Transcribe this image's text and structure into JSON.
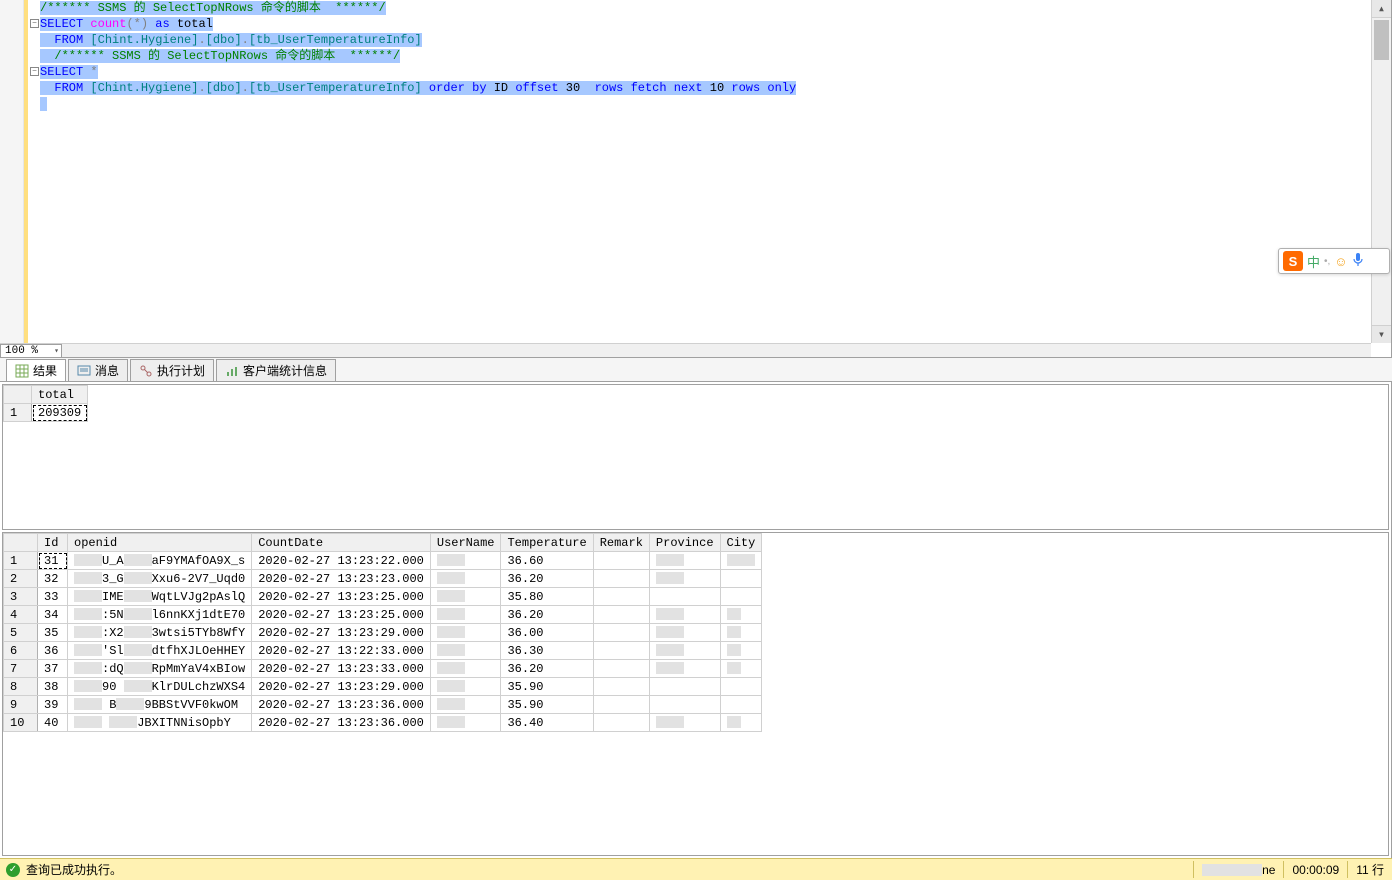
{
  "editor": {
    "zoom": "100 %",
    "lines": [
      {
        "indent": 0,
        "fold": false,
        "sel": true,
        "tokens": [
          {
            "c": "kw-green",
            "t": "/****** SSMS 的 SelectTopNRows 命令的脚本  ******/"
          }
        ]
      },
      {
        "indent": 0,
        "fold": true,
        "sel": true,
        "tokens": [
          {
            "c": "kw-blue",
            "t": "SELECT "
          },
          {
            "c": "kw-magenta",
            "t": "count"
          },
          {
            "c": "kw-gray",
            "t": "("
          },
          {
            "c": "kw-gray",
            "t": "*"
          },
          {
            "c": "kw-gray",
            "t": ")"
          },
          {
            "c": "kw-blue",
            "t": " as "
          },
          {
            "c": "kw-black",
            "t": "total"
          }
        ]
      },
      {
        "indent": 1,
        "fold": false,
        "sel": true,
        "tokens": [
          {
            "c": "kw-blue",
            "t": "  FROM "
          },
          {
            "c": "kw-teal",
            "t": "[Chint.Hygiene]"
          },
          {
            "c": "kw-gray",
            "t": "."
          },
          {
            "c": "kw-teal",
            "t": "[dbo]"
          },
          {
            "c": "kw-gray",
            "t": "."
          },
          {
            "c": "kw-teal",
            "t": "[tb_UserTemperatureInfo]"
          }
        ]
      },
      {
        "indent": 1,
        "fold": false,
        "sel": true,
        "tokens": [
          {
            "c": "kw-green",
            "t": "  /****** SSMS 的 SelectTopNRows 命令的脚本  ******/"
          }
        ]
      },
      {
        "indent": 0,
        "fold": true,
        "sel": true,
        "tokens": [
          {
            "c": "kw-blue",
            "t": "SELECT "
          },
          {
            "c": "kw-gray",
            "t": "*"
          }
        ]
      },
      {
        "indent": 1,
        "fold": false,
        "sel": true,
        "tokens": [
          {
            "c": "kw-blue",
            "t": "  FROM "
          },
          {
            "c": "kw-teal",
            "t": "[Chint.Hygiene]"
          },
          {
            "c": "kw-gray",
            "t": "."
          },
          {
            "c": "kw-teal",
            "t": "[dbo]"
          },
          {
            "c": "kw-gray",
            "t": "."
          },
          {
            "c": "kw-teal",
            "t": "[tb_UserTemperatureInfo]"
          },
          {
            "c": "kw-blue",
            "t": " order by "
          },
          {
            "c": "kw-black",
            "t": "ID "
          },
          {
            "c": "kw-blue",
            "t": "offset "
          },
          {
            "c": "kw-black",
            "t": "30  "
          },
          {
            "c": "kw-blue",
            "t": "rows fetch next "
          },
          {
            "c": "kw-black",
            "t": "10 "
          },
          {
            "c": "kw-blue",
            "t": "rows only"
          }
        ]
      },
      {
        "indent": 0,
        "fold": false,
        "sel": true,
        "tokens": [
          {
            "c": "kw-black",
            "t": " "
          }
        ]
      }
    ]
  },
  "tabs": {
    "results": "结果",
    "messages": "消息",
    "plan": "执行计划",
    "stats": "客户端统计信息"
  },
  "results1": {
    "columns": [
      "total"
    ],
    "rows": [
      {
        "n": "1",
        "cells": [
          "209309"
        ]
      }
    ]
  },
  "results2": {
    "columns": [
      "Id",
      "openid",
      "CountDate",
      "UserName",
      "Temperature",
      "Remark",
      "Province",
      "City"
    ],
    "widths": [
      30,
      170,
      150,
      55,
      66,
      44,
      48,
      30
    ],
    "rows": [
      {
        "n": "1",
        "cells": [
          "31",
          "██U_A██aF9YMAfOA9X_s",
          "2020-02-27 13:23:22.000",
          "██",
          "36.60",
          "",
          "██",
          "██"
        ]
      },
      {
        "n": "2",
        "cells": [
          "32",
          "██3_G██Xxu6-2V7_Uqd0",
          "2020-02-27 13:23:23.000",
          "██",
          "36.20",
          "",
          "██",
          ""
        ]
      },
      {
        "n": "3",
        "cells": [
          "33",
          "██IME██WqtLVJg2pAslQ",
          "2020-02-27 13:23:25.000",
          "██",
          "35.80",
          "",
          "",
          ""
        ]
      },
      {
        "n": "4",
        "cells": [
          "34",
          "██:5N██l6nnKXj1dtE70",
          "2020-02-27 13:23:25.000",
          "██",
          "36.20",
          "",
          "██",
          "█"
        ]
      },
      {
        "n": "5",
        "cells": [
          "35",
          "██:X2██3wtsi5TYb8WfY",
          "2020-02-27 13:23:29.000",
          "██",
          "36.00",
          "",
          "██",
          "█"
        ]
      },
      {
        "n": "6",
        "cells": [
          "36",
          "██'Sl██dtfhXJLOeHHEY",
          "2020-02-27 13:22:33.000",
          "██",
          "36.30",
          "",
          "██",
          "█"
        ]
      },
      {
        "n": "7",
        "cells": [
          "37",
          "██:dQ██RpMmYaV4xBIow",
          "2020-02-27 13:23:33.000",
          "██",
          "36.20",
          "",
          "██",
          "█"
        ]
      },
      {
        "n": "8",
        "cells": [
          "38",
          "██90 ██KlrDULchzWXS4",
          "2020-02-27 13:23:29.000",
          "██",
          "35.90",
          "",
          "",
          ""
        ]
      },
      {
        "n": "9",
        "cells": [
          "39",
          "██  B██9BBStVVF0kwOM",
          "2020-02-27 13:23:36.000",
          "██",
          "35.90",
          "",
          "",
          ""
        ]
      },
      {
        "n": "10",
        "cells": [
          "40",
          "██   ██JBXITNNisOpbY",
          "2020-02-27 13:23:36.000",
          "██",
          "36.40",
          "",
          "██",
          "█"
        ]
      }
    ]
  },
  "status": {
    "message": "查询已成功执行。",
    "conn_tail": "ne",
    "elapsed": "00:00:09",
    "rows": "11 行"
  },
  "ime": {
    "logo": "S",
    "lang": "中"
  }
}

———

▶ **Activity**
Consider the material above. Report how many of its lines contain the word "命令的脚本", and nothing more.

▶ **Response**
2